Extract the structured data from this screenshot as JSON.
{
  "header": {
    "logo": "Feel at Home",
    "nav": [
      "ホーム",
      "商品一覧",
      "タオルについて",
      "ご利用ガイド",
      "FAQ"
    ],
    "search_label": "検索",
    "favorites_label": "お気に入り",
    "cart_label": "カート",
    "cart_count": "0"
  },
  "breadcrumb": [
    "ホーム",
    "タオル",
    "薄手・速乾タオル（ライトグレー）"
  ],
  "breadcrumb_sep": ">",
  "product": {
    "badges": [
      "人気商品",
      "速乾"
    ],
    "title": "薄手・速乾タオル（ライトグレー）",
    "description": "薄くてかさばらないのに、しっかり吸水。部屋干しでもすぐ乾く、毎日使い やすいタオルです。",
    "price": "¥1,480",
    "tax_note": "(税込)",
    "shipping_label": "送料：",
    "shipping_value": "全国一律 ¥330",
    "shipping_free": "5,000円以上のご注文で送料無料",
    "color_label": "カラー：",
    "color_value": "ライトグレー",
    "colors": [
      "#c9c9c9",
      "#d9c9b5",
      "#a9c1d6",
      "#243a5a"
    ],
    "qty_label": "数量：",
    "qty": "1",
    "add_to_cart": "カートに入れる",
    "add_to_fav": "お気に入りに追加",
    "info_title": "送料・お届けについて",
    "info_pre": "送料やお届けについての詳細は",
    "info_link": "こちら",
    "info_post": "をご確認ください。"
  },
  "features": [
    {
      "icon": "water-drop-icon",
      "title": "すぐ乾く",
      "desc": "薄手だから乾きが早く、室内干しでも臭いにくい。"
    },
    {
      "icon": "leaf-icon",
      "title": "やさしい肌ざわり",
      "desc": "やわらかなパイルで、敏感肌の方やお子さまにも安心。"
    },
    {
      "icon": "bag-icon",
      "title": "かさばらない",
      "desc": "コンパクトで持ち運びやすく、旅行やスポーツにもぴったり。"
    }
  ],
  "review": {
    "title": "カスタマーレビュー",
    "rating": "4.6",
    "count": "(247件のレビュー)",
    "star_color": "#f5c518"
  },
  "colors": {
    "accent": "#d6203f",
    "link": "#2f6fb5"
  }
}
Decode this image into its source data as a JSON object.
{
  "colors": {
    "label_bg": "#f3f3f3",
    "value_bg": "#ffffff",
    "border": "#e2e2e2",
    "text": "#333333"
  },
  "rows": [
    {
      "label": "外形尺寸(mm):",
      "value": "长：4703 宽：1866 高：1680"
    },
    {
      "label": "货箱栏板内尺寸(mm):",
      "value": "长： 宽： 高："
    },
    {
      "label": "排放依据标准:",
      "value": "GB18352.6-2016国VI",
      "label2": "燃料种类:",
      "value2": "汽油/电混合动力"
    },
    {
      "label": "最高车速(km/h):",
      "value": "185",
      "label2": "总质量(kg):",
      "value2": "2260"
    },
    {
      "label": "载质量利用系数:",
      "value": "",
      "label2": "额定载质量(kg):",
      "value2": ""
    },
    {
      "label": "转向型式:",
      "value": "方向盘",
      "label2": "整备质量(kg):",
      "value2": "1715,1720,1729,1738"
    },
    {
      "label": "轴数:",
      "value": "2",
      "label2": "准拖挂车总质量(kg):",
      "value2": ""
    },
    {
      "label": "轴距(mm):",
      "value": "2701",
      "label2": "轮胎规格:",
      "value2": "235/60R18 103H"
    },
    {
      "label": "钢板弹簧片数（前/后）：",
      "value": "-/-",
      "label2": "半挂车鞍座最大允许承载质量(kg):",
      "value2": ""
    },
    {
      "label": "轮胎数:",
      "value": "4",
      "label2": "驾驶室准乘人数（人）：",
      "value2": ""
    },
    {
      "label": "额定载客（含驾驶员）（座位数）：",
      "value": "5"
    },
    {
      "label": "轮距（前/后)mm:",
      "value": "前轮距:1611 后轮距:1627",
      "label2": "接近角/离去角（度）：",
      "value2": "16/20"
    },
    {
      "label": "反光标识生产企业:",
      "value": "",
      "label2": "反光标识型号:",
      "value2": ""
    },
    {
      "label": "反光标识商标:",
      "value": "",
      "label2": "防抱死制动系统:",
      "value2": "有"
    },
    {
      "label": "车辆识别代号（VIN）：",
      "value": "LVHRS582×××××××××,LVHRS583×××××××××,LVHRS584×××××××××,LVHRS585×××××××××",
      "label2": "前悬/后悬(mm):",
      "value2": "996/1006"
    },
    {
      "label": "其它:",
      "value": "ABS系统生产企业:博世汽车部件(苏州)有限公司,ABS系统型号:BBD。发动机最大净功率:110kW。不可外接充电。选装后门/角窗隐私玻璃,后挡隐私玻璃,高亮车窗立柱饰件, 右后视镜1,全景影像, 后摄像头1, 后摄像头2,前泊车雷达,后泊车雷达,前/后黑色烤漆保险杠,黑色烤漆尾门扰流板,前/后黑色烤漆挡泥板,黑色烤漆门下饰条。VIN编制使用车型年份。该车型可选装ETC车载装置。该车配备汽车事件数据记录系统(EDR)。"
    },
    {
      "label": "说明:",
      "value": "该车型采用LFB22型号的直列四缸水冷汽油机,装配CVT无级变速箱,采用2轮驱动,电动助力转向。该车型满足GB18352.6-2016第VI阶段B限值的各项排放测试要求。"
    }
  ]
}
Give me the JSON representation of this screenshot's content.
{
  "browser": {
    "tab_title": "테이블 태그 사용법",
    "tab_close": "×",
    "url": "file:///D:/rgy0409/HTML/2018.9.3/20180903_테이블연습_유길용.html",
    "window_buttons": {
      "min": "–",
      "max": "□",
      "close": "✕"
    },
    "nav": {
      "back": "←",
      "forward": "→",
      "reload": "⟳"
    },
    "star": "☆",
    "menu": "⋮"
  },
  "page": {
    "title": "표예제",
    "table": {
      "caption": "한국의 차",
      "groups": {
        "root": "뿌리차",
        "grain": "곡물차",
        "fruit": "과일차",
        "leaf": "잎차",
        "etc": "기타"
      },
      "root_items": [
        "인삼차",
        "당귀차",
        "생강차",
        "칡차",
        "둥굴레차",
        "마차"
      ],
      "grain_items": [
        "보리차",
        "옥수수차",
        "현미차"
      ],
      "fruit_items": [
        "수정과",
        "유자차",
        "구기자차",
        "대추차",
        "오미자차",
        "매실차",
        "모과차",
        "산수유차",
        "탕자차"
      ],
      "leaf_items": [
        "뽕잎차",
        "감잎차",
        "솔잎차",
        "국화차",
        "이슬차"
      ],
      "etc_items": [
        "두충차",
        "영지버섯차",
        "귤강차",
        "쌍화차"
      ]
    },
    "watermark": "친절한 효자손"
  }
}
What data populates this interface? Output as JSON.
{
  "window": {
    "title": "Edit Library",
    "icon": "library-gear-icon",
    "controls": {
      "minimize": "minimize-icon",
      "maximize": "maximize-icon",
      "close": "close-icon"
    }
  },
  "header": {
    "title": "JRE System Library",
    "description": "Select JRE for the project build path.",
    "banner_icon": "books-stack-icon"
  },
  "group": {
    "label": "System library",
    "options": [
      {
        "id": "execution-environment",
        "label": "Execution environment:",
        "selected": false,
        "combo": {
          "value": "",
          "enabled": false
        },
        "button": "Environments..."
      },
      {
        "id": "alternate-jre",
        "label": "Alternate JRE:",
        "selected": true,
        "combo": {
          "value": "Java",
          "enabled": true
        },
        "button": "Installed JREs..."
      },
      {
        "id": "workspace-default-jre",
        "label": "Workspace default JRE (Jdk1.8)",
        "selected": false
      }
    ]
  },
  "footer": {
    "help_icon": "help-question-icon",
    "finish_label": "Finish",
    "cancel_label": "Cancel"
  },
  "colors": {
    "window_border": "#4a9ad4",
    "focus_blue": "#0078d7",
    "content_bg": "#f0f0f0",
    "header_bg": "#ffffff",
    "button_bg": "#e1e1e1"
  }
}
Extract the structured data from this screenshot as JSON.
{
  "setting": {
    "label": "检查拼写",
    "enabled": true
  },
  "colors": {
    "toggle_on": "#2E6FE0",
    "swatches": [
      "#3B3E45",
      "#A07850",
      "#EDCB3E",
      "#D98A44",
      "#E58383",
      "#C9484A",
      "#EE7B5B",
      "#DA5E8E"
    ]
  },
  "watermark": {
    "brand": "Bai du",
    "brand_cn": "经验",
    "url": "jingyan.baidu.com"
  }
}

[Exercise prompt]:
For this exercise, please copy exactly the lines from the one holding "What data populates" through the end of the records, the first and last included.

[Solution to this exercise]:
What data populates this interface? Output as JSON.
{
  "window": {
    "title": "Edit Library",
    "icon": "library-gear-icon",
    "controls": {
      "minimize": "minimize-icon",
      "maximize": "maximize-icon",
      "close": "close-icon"
    }
  },
  "header": {
    "title": "JRE System Library",
    "description": "Select JRE for the project build path.",
    "banner_icon": "books-stack-icon"
  },
  "group": {
    "label": "System library",
    "options": [
      {
        "id": "execution-environment",
        "label": "Execution environment:",
        "selected": false,
        "combo": {
          "value": "",
          "enabled": false
        },
        "button": "Environments..."
      },
      {
        "id": "alternate-jre",
        "label": "Alternate JRE:",
        "selected": true,
        "combo": {
          "value": "Java",
          "enabled": true
        },
        "button": "Installed JREs..."
      },
      {
        "id": "workspace-default-jre",
        "label": "Workspace default JRE (Jdk1.8)",
        "selected": false
      }
    ]
  },
  "footer": {
    "help_icon": "help-question-icon",
    "finish_label": "Finish",
    "cancel_label": "Cancel"
  },
  "colors": {
    "window_border": "#4a9ad4",
    "focus_blue": "#0078d7",
    "content_bg": "#f0f0f0",
    "header_bg": "#ffffff",
    "button_bg": "#e1e1e1"
  }
}
Extract the structured data from this screenshot as JSON.
{
  "setting": {
    "label": "检查拼写",
    "enabled": true
  },
  "colors": {
    "toggle_on": "#2E6FE0",
    "swatches": [
      "#3B3E45",
      "#A07850",
      "#EDCB3E",
      "#D98A44",
      "#E58383",
      "#C9484A",
      "#EE7B5B",
      "#DA5E8E"
    ]
  },
  "watermark": {
    "brand": "Bai du",
    "brand_cn": "经验",
    "url": "jingyan.baidu.com"
  }
}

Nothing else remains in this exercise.